** Source material follows **
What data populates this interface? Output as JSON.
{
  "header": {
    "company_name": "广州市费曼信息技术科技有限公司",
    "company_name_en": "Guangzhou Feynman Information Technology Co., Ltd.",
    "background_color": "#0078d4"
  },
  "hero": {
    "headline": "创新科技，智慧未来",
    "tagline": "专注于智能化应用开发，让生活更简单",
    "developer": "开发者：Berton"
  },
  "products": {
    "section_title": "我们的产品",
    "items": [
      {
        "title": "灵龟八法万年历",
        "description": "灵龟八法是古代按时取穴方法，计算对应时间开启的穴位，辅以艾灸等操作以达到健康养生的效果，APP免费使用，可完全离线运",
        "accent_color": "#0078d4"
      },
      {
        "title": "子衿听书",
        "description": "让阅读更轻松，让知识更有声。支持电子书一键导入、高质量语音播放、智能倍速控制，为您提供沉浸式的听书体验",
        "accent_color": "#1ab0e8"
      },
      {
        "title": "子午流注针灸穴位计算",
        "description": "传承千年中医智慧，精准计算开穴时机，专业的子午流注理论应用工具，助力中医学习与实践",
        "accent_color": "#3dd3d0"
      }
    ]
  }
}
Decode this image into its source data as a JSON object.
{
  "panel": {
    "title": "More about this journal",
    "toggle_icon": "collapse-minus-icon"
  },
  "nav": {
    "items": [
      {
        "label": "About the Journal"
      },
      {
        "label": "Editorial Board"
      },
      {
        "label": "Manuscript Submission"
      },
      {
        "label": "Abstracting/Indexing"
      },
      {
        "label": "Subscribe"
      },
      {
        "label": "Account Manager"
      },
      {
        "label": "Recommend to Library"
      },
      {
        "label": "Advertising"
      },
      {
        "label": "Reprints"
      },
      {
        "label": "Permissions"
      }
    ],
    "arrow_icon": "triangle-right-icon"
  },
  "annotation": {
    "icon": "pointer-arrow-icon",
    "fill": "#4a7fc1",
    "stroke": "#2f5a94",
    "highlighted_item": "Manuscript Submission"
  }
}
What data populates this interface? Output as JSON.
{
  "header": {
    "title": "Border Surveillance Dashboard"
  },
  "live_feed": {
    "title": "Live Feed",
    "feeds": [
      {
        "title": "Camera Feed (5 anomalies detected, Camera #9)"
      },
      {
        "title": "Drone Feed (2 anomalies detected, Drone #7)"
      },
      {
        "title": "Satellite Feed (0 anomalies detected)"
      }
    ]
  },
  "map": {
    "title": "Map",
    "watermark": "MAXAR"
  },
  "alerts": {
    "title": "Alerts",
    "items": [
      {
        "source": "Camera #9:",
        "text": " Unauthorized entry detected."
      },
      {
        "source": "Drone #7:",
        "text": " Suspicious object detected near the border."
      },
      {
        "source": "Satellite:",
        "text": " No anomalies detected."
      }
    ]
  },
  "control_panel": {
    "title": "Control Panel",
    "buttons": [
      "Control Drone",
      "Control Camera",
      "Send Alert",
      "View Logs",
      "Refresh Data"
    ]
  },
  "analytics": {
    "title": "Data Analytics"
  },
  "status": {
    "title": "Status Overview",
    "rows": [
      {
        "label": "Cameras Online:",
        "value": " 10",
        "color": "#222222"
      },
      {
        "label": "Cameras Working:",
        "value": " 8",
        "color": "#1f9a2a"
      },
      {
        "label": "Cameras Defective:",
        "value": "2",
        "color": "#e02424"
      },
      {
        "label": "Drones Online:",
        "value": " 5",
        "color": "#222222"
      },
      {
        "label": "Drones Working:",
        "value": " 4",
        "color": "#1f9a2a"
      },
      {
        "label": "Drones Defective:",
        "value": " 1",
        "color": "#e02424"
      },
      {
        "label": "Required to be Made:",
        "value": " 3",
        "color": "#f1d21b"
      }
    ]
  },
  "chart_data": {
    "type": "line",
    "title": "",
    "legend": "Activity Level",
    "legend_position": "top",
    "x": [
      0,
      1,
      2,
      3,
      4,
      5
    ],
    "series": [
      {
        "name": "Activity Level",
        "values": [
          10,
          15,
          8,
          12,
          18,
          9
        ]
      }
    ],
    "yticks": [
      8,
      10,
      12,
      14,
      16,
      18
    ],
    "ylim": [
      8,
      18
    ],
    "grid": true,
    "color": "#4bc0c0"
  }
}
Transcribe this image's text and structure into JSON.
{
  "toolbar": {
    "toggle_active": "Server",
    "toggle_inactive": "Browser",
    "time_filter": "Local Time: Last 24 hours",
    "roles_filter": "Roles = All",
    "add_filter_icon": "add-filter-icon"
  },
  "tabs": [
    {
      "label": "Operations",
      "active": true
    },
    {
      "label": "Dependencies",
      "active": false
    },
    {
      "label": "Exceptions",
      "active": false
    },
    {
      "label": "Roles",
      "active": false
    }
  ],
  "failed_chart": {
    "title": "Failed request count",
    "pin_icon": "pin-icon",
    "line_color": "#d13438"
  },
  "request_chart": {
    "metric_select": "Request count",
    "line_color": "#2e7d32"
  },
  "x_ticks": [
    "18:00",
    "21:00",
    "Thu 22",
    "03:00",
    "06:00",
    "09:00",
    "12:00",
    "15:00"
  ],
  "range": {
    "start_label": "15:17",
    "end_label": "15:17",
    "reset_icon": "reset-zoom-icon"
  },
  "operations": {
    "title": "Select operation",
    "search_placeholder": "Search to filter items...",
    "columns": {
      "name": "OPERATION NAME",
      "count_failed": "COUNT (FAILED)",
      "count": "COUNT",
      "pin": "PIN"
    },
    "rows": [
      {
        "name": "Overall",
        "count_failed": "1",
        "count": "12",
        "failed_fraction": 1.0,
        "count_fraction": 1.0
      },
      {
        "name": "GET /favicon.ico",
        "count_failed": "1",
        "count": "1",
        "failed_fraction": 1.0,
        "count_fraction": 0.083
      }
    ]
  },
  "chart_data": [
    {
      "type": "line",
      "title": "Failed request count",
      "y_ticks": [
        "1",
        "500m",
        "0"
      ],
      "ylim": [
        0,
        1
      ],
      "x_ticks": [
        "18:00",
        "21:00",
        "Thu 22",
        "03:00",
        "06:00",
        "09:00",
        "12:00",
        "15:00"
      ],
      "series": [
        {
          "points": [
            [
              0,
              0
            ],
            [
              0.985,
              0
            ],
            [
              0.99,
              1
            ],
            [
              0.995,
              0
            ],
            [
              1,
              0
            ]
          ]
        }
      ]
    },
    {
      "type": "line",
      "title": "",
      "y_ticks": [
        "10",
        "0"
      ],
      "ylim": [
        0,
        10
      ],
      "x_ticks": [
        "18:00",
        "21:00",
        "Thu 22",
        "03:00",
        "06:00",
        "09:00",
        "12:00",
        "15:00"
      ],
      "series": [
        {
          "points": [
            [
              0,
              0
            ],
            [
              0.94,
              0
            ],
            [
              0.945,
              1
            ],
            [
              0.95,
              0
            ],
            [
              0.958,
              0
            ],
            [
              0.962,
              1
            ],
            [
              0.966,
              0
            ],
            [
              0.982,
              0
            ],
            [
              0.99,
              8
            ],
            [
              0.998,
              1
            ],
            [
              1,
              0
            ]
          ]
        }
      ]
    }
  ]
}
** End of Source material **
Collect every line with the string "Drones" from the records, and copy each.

        "label": "Drones Online:",
        "label": "Drones Working:",
        "label": "Drones Defective:",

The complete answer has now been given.